My boyfriend, Greg Martin, and I signed up and even invited our parents to pop in for some racing action. Stage racing has become a staple in my training and is an essential way for me to pack in miles with intensity that I would not otherwise do myself. Last May I did two stage races almost back to back. With only a week between I raced the Red Centre Enduro in Australia then, with a quick turnaround at home, headed to TSE. It ended up being 14 days of racing over a 20-day period. It nearly killed me physically and emotionally, but I believe it was the foundation needed for my Leadville 100 record breaking ride in August.
I had one of my worst race experiences ever in Pennsylvania last year. I loved the event, the trails, the friends I made, but I suffered like a dog and teetered dangerously on the edge of anaphylactic shock. While Greg was having the race of his life and riding to a dominant singlespeed win, I was struggling just to finish some of the stages. I still don’t know exactly why, but my asthma kicked in HARD in Pennsylvania. Some say it was a bad pollen year and extra humid.
Whatever it was, I’ve never experienced anything like it in my life. I had to walk my bike and sit on the side of the trail multiple times. Stage after stage, I cried a lot and struggled to breathe through a tiny, swollen airway. I was a shadow of my normal racing persona and was really just beating myself up. My inhaler was ineffective. Racecourse medics and other competitors were concerned and poised to pull me from the event. My stubborn attitude forced me to continue and I did finish the race 3rd in the women’s division, but it was a hollow performance. I came home with a bruised ego, some serious health issues to address and soul searching about the rest of my season.
As torturous as it was, that race was the catalyst that prompted me to get some medical attention and take a hard look at my health.

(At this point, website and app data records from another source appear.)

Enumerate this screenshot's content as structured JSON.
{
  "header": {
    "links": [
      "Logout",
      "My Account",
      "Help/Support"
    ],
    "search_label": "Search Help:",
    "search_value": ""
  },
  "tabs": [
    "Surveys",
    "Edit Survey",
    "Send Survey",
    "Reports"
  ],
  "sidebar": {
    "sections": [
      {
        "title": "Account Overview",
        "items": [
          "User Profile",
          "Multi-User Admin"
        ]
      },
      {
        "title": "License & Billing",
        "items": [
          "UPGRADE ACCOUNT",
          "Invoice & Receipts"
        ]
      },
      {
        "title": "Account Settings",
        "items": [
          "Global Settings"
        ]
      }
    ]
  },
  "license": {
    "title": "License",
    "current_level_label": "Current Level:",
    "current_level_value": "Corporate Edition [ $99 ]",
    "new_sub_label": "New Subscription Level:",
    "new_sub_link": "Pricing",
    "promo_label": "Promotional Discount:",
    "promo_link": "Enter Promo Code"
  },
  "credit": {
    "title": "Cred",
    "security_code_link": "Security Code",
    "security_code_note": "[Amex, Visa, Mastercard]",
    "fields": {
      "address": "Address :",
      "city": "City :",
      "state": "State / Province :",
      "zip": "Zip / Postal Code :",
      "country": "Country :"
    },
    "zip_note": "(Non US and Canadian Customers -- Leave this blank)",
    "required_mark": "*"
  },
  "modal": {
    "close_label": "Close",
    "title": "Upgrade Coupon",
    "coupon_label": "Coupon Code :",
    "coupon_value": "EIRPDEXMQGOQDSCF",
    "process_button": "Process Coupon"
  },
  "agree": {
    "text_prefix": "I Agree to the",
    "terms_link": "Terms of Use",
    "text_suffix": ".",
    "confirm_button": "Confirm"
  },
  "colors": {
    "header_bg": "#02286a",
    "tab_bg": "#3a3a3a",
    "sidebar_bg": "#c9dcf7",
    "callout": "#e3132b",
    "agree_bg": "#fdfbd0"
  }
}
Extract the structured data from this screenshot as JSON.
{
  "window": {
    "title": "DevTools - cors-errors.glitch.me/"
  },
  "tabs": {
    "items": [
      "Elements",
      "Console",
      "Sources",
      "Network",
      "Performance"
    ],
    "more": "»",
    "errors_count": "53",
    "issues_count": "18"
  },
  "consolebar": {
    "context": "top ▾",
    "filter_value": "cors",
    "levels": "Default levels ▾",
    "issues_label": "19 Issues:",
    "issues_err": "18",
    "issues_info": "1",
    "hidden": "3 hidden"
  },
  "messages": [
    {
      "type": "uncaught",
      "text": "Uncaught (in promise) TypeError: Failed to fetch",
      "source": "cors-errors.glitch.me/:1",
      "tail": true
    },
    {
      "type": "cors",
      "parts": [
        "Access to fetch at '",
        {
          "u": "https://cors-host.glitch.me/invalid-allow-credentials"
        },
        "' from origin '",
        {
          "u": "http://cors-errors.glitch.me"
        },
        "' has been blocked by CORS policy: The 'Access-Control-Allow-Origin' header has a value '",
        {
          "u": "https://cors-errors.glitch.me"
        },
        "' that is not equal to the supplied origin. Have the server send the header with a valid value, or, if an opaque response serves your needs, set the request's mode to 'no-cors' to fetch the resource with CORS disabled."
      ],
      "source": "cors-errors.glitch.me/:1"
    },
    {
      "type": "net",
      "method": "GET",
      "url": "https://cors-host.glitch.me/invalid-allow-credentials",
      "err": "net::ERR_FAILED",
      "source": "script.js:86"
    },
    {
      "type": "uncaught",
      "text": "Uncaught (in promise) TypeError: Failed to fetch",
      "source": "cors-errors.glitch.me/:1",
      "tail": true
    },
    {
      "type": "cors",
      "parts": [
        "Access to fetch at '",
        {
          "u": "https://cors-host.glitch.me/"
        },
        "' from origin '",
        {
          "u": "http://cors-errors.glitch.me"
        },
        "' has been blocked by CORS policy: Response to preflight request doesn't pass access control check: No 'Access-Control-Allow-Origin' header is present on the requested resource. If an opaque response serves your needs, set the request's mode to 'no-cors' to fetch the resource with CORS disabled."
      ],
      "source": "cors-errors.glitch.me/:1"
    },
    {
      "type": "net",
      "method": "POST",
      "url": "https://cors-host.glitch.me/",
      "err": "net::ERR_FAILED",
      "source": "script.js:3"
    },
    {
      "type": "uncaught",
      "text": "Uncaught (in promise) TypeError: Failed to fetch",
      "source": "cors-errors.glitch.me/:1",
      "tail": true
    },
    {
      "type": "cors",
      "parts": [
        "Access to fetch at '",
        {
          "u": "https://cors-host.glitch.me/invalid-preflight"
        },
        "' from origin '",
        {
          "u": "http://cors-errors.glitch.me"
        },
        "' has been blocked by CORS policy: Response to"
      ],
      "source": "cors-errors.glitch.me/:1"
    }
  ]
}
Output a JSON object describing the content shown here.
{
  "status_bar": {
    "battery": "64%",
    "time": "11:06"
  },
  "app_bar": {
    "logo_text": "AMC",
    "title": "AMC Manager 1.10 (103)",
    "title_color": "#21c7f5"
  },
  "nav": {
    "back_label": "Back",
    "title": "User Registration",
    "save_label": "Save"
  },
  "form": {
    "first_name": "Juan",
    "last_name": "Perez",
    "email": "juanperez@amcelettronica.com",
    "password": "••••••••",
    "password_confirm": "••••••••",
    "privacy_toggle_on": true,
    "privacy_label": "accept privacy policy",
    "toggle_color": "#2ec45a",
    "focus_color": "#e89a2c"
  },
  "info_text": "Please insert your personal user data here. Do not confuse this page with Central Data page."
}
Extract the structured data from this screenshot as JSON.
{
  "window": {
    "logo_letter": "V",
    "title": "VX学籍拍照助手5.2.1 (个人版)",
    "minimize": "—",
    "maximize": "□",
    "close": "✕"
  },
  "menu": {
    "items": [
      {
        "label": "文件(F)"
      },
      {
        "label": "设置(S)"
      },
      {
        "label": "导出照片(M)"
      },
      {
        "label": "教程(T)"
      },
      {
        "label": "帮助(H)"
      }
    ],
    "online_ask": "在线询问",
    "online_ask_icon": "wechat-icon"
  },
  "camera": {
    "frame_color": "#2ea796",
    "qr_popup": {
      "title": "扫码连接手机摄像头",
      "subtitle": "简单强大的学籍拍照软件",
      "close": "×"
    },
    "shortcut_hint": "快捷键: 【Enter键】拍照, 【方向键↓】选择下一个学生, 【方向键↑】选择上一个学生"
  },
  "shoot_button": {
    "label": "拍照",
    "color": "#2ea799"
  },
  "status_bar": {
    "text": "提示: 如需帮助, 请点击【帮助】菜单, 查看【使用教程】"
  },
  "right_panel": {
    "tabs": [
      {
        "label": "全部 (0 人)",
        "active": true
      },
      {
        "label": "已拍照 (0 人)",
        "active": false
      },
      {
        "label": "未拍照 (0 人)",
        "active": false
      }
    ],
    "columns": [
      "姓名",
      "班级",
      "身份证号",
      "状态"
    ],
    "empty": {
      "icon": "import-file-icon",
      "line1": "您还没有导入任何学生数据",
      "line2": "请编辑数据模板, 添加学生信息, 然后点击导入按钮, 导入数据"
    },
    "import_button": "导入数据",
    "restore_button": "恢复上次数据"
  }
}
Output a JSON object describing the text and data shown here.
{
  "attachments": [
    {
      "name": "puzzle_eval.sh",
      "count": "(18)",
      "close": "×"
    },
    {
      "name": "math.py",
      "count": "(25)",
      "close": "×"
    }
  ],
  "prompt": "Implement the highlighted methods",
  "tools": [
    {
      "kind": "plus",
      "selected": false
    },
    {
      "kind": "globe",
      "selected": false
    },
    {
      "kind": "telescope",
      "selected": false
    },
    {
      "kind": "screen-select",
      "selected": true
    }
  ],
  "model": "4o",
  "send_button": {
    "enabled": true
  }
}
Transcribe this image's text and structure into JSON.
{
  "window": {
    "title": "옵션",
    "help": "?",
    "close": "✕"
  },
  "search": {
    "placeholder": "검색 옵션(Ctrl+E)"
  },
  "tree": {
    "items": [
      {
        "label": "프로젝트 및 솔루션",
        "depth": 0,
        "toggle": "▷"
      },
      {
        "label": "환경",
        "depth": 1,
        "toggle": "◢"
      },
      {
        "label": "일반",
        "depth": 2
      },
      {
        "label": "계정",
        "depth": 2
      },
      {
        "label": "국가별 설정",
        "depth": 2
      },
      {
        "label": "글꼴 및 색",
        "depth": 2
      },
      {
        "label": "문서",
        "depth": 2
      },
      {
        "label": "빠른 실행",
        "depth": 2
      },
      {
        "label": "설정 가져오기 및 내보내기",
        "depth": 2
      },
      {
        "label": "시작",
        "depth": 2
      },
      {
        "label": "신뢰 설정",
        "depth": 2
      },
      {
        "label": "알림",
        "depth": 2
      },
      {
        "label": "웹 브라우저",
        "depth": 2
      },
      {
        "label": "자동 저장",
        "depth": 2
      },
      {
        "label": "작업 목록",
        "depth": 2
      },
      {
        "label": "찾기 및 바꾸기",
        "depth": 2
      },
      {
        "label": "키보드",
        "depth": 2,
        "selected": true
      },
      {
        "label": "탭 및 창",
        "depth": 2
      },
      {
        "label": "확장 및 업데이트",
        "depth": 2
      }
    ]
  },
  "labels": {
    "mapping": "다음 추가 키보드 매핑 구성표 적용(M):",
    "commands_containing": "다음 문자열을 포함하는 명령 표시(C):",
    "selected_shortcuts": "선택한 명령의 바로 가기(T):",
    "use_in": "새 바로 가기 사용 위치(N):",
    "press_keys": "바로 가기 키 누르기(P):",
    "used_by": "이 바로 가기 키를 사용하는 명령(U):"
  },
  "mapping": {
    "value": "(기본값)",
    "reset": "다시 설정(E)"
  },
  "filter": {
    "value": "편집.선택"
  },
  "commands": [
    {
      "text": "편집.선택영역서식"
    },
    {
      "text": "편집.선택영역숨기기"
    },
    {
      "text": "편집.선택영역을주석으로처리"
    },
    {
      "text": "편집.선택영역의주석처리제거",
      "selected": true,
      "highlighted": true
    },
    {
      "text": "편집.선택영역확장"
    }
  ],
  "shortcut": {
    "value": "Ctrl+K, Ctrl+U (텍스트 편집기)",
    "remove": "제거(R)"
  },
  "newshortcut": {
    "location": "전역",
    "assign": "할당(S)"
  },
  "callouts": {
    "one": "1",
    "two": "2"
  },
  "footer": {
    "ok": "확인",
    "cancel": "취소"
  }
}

With the help of the scientists at the Red Bull Performance Center, I went through a series of tests including complete blood work and food sensitivity testing. I discovered some big holes in my nutritional profile. I needed amino acids, magnesium and a host of other things that I was either not getting through my food or not absorbing. I made some simple changes and saw immediate results in my energy levels. Despite a really shaky start, my 2010 season turned out to be one of my best yet.
I still have asthma and have not been back to visit Pennsylvania since TSE. I’m a glutton for punishment and feel I have some unfinished business there. Like last year, TSE will still a building block in my training and not the ultimate goal for the season. I will once again be coming off one long stage race and heading straight into TSE, so I expect to be tired. My overall placing out there is not as important to me as being able to feel like I’m racing instead of simply surviving. Instead of suffocating in the thick, pollen-laden air, I want to feel that spark of intensity and the familiar burning in my lungs and legs that comes with a solid race effort.
I’m excited for the race, but cautious. This year, I will arrive in Pennsylvania armed with course knowledge, the experience to know not to push my lungs to the point of no return and a couple boxes of Claritin.
If the air just doesn’t suit me, and I have to pull back the intensity, then I am prepared to do so. Plan B will be to ride instead of race and just enjoy the sick single track and great vibe of one of the best stage races in the world.
More from TSE: Read all our racers’ exclusive dispatches from the race.